  • I apologize for the quality of the video: I had to conduct the interview through my translator and overcome my own shock and emotional response, while recording the victims.

Here is my video, recorded in March 2008, near Da Nang, Vietnam:

 

I want to emphasize these facts from the Time Magazine article:

The U.S. government still spends billions every year on disability payments to those who served in Vietnam — including their children, many of whom are suffering from dioxin-associated cancers and birth defects. Since 2007, Congress has allocated a total of $6 million to help address Agent Orange issues in Vietnam.

[Read more...]

Armitage- Part I: The Early Years & the Golden Triangle

Mizgin's Desk Reports

Mizginslogo2As mentioned earlier, Brent Scowcroft will be ending his nine-year reign as chairman of the American Turkish Council (ATC) and will be succeeded by former Bush administration Deputy Secretary of State Richard L. Armitage.
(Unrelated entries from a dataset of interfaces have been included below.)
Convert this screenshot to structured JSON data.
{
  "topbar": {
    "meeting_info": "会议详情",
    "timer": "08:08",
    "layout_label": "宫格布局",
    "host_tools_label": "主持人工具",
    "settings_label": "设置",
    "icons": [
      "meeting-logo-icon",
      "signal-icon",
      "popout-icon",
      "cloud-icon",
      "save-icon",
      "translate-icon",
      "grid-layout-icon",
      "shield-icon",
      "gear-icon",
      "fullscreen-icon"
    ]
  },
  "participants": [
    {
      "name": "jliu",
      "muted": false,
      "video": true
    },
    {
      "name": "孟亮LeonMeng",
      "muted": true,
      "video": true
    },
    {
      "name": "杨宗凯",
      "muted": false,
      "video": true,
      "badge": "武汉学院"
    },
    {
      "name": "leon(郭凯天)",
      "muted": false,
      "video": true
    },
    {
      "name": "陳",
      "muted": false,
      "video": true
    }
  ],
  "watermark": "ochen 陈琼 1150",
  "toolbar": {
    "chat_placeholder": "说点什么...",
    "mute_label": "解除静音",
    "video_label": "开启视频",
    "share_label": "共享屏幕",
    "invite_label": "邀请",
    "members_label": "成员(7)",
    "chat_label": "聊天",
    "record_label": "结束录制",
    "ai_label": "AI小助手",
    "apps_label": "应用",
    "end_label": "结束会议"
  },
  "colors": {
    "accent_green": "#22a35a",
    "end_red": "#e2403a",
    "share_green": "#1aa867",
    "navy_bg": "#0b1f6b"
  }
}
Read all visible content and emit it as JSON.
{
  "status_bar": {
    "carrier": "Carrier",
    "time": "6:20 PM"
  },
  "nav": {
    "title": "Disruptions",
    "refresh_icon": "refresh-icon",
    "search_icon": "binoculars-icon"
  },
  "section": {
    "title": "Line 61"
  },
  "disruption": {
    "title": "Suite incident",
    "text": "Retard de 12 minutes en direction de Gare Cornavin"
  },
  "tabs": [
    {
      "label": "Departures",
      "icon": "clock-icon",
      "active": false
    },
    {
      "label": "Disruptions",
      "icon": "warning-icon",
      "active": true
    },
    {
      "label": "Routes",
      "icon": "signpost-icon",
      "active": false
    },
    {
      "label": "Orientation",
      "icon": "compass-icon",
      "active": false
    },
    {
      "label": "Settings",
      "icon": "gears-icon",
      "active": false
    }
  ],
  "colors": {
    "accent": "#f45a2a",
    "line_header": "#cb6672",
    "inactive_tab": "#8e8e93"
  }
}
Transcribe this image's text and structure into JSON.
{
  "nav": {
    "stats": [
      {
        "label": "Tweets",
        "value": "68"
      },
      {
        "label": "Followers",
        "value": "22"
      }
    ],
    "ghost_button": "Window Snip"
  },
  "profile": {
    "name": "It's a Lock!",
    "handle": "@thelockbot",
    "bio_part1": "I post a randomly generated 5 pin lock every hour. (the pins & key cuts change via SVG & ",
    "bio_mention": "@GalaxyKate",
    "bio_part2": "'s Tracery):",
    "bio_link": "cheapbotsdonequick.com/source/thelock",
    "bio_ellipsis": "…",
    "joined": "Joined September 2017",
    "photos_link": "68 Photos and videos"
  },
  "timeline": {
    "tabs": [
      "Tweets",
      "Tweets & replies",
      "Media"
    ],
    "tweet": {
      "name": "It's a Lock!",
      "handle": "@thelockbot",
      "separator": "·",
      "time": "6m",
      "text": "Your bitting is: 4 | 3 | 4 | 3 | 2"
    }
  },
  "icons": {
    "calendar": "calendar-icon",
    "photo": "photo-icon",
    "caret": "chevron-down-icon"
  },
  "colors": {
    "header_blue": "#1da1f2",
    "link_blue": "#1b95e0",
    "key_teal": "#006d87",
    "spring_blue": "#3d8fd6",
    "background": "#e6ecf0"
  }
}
Armitage may be best remembered for leaking information to Robert Novak that exposed Valerie Plame as a covert CIA agent in a political scandal that became known as the Plame Affair. Selective amnesia on the part of the servile US mainstream media has repeatedly obscured Armitage's curriculum vitae, which goes back decades and begins during the Vietnam conflict.

Graduating from the US Naval Academy in 1967, Armitage served four tours of duty in Vietnam before leaving the military in 1973, when he joined the Defense Attache in Saigon. It was at this time that Armitage's association with the CIA began:

GoldenTriangleTheodore Shackley and Thomas Clines financed a highly intensified phase of the Phoenix Program, in 1974 and 1975, by causing an intense flow of Vang Pao opium money to be secretly brought into Vietnam for this purpose. This Vang Pao opium money was administered for Theodore Shackley and Thomas Clines by a US Navy official based in Saigon's US office of Naval Operations by the name of Richard Armitage. However, because Theodore Shackley, Thomas Clines and Richard Armitage knew that their secret anti-communist extermination program was going to be shut down in Vietnam, Laos, Cambodia, and Thailand in the very near future, they, in 1973, began a highly secret non-CIA authorized program. Thus, from late 1973 until April of 1975, Theodore Shackley, Thomas Clines and Richard Armitage disbursed, from the secret, Laotian-based, Vang Pao opium fund, vastly more money than was required to finance even the highly intensified Phoenix Project in Vietnam. [Read more...]